Bill is 52, and he’s a farmer.
He married Penny 30 years ago, and they have two children, who are both grown up and have moved away.
Bill and Penny live in their house on the farm, which Bill owns outright. He is a third generation farmer. His father was very traditional, and Bill went to agricultural college to learn about new ways of farming.
When his father wound-down to retirement in his sixties, Bill took on day-to-day running of the farm. His mother then transferred ownership to Bill when his father died. Since then, Bill has diversified, and now mixes dairy, free range chickens, arable and bee keeping. He has also recently planted a small orchard.
Bill’s mother, Alice, stayed on at the house when her husband died, and now lives in a self-contained flat on the farm. Bill and Penny support her, and Penny is becoming Alice’s de facto carer.
Bill is an avid reader and regularly listens to podcasts, particularly anything farming, countryside or agriculture-related.
He sees his role as custodian of the countryside, but he’s finding it increasingly difficult to make ends meet. He struggles to satisfy the changing demands from supermarkets, and the price of feed and seeds and machinery only ever goes up.
He sold the big barn to the Taylors a couple of years ago, which has given him a ‘cash flow cushion’, but that won’t last forever. He is worried about climate change and the increasingly volatile weather, and the bees seem particularly at risk.
Bill believes it’s possible to ‘farm gently’ AND spend less money doing it. He has high hopes for technological innovation, and thinks that technology can help reduce costs, waste and chemical usage (thereby benefiting the environment).
He secretly hopes that one of his children will return home one day and take over the farm.
Brexit: with the loss of subsidy from the EU there is intense pressure on the Government from the US and others to cut regulatory standards. If the lobbyists win, there is a serious risk that Bill and other British farmers will be undercut by low quality and potentially dangerous imports.
Bill is now 82, and has ‘officially’ retired, though he keeps active and still helps out from time to time.

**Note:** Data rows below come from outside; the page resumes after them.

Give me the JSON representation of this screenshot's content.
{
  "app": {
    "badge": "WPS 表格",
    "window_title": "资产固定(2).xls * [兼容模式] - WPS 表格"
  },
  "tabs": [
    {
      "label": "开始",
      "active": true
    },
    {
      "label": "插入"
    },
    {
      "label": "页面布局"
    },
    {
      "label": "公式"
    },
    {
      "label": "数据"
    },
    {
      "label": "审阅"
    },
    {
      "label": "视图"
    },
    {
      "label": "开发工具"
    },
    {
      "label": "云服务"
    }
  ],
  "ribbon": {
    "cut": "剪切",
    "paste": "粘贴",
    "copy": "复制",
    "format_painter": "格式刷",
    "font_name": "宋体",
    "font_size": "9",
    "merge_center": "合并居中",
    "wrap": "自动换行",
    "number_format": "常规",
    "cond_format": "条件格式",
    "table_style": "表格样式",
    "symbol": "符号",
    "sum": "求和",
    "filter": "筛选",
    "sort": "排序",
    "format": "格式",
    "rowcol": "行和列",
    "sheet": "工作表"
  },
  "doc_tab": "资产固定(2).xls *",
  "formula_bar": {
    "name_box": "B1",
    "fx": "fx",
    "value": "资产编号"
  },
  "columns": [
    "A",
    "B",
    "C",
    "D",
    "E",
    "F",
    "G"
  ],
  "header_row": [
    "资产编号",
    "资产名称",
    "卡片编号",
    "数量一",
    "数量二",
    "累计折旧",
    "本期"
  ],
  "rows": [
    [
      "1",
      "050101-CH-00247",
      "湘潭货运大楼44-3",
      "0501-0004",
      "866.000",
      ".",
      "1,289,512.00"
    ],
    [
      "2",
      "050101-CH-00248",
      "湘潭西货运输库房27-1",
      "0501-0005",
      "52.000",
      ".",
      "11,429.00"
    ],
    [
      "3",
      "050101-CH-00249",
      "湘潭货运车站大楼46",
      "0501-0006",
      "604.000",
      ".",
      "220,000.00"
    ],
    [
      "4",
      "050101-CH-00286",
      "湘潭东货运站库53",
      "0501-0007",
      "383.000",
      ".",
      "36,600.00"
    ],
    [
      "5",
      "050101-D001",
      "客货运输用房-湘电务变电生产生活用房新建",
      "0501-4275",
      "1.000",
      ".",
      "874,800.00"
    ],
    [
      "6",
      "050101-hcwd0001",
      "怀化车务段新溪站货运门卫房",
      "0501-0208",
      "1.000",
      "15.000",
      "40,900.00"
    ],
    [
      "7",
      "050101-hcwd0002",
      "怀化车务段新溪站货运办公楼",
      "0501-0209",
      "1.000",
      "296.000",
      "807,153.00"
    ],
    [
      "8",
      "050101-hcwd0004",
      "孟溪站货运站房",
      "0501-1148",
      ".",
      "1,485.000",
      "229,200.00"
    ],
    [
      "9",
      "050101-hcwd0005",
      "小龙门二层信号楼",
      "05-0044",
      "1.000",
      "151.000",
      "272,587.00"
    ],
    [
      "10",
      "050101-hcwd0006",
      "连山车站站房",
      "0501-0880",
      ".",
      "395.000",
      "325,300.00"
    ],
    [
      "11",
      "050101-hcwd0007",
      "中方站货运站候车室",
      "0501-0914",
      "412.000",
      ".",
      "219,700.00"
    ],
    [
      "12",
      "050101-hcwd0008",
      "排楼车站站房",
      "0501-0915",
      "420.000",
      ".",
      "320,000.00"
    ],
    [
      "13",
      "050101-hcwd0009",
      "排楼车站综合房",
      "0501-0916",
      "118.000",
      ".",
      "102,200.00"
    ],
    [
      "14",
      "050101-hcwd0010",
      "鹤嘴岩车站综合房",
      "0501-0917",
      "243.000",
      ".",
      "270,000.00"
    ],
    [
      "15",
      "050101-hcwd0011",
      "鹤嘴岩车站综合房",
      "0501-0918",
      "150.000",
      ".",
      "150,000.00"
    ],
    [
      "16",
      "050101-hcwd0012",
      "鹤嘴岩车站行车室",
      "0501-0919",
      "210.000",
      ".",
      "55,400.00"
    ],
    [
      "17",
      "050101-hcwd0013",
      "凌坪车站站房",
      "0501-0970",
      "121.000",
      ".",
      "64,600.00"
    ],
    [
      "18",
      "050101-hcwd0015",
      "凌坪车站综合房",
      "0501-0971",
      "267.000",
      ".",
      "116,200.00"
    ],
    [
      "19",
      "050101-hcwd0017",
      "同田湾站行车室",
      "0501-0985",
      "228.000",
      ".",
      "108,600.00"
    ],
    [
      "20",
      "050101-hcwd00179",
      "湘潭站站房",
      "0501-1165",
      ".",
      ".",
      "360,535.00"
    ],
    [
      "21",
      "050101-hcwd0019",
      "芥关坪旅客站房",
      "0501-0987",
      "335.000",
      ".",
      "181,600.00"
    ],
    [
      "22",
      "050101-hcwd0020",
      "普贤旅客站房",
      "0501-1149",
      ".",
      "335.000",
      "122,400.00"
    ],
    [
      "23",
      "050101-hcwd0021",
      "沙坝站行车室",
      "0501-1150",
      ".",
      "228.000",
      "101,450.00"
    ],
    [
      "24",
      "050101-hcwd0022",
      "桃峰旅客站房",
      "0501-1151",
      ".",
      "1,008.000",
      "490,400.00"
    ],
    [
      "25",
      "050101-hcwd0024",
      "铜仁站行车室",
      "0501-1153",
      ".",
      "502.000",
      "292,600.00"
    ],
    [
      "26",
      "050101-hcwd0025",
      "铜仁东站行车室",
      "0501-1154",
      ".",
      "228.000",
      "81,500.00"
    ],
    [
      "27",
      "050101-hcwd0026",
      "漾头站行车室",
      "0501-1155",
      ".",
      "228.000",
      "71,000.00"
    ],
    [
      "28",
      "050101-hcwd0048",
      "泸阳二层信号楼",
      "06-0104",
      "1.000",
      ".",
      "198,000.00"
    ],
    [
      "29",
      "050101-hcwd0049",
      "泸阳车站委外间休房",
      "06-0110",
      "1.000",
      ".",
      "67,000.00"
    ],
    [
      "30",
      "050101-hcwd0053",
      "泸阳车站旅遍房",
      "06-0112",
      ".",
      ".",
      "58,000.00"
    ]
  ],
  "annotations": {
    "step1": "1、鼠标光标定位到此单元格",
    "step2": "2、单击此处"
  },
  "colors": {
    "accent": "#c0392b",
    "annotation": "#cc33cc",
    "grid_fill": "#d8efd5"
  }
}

Bill continued to diversify. In 2035, in an effort to adapt to changing weather conditions, he planted a vineyard on the south-facing slope at the top of the farm. After a bit of trial-and-error with different grape varieties, within a few years he was producing his own wine, which he sold at independent shops in several villages and towns across Hampshire.
He sold part of his land for housing, and several more unused farm buildings were turned into business units and low cost housing for the under 25s. He owns the land the solar farm was built on, and gets free electricity and a regular income as a result. He used part of the income from disposals to buy a small stretch of woodland which he equipped for camping. He experimented further by building several tree houses, which have remained hugely popular with holiday makers during the Summer season.
In 2030 Bill’s mother, Alice, died. One of his daughters, Zoe, returned to the family home to comfort her parents. She originally intended to stay for a short time, but Bill offered her the self-contained flat previously occupied by Alice. Zoe jumped at the chance of living independently in the rural idyll, and saw lots of potential to develop the camping / tree house side of the business further.
Zoe took over overall responsibility for the farm in 2036 when Bill retired. They swapped living quarters at the same time. The ground floor flat suited Bill and Penny’s needs, and Zoe, her husband Brian, and their two children enjoyed having the extra space. Brian worked from home, and looked after the children when Zoe was out on the farm.